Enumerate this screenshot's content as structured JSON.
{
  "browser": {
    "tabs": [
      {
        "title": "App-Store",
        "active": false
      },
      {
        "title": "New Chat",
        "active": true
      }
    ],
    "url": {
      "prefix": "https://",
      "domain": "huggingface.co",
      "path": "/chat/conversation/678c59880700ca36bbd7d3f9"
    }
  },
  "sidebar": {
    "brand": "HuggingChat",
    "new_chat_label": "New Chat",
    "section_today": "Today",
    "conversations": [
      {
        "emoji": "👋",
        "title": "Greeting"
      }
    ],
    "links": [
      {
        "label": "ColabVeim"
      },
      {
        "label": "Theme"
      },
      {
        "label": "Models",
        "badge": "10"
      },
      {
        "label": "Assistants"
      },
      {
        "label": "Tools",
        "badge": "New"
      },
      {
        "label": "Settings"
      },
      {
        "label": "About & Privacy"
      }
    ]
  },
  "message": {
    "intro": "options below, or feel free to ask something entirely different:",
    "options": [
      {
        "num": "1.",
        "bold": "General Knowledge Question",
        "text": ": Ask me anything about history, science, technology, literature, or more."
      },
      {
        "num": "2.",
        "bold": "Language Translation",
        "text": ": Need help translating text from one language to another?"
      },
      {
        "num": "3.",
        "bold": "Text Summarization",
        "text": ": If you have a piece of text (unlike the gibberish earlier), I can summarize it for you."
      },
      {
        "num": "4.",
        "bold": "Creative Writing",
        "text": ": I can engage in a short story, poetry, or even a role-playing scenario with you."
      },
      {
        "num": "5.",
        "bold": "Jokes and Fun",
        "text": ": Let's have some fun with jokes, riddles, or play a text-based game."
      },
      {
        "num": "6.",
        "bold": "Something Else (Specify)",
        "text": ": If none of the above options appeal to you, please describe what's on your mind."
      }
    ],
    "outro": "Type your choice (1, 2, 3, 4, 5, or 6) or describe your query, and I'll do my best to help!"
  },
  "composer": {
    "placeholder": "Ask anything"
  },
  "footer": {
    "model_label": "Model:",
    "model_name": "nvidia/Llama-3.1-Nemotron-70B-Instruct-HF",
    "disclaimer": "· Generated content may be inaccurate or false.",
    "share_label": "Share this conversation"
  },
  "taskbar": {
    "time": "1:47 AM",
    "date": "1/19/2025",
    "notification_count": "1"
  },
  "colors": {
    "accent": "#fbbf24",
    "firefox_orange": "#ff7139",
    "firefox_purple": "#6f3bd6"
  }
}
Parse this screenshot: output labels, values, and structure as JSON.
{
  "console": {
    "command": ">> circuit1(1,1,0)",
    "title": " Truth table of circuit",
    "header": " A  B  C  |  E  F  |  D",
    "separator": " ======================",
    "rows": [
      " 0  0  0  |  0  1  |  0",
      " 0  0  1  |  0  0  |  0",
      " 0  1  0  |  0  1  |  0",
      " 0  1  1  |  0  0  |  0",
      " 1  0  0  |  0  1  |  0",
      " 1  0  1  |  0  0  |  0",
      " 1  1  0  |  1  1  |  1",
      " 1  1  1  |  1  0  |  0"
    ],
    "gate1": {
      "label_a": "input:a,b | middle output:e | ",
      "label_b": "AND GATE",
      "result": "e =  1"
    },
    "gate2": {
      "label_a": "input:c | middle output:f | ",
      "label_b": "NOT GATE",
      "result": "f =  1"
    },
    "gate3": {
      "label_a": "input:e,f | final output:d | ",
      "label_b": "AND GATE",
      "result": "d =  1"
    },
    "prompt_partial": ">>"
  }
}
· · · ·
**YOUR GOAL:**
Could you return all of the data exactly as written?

**FINAL ANSWER:**
Enumerate this screenshot's content as structured JSON.
{
  "browser": {
    "tabs": [
      {
        "title": "App-Store",
        "active": false
      },
      {
        "title": "New Chat",
        "active": true
      }
    ],
    "url": {
      "prefix": "https://",
      "domain": "huggingface.co",
      "path": "/chat/conversation/678c59880700ca36bbd7d3f9"
    }
  },
  "sidebar": {
    "brand": "HuggingChat",
    "new_chat_label": "New Chat",
    "section_today": "Today",
    "conversations": [
      {
        "emoji": "👋",
        "title": "Greeting"
      }
    ],
    "links": [
      {
        "label": "ColabVeim"
      },
      {
        "label": "Theme"
      },
      {
        "label": "Models",
        "badge": "10"
      },
      {
        "label": "Assistants"
      },
      {
        "label": "Tools",
        "badge": "New"
      },
      {
        "label": "Settings"
      },
      {
        "label": "About & Privacy"
      }
    ]
  },
  "message": {
    "intro": "options below, or feel free to ask something entirely different:",
    "options": [
      {
        "num": "1.",
        "bold": "General Knowledge Question",
        "text": ": Ask me anything about history, science, technology, literature, or more."
      },
      {
        "num": "2.",
        "bold": "Language Translation",
        "text": ": Need help translating text from one language to another?"
      },
      {
        "num": "3.",
        "bold": "Text Summarization",
        "text": ": If you have a piece of text (unlike the gibberish earlier), I can summarize it for you."
      },
      {
        "num": "4.",
        "bold": "Creative Writing",
        "text": ": I can engage in a short story, poetry, or even a role-playing scenario with you."
      },
      {
        "num": "5.",
        "bold": "Jokes and Fun",
        "text": ": Let's have some fun with jokes, riddles, or play a text-based game."
      },
      {
        "num": "6.",
        "bold": "Something Else (Specify)",
        "text": ": If none of the above options appeal to you, please describe what's on your mind."
      }
    ],
    "outro": "Type your choice (1, 2, 3, 4, 5, or 6) or describe your query, and I'll do my best to help!"
  },
  "composer": {
    "placeholder": "Ask anything"
  },
  "footer": {
    "model_label": "Model:",
    "model_name": "nvidia/Llama-3.1-Nemotron-70B-Instruct-HF",
    "disclaimer": "· Generated content may be inaccurate or false.",
    "share_label": "Share this conversation"
  },
  "taskbar": {
    "time": "1:47 AM",
    "date": "1/19/2025",
    "notification_count": "1"
  },
  "colors": {
    "accent": "#fbbf24",
    "firefox_orange": "#ff7139",
    "firefox_purple": "#6f3bd6"
  }
}
Parse this screenshot: output labels, values, and structure as JSON.
{
  "console": {
    "command": ">> circuit1(1,1,0)",
    "title": " Truth table of circuit",
    "header": " A  B  C  |  E  F  |  D",
    "separator": " ======================",
    "rows": [
      " 0  0  0  |  0  1  |  0",
      " 0  0  1  |  0  0  |  0",
      " 0  1  0  |  0  1  |  0",
      " 0  1  1  |  0  0  |  0",
      " 1  0  0  |  0  1  |  0",
      " 1  0  1  |  0  0  |  0",
      " 1  1  0  |  1  1  |  1",
      " 1  1  1  |  1  0  |  0"
    ],
    "gate1": {
      "label_a": "input:a,b | middle output:e | ",
      "label_b": "AND GATE",
      "result": "e =  1"
    },
    "gate2": {
      "label_a": "input:c | middle output:f | ",
      "label_b": "NOT GATE",
      "result": "f =  1"
    },
    "gate3": {
      "label_a": "input:e,f | final output:d | ",
      "label_b": "AND GATE",
      "result": "d =  1"
    },
    "prompt_partial": ">>"
  }
}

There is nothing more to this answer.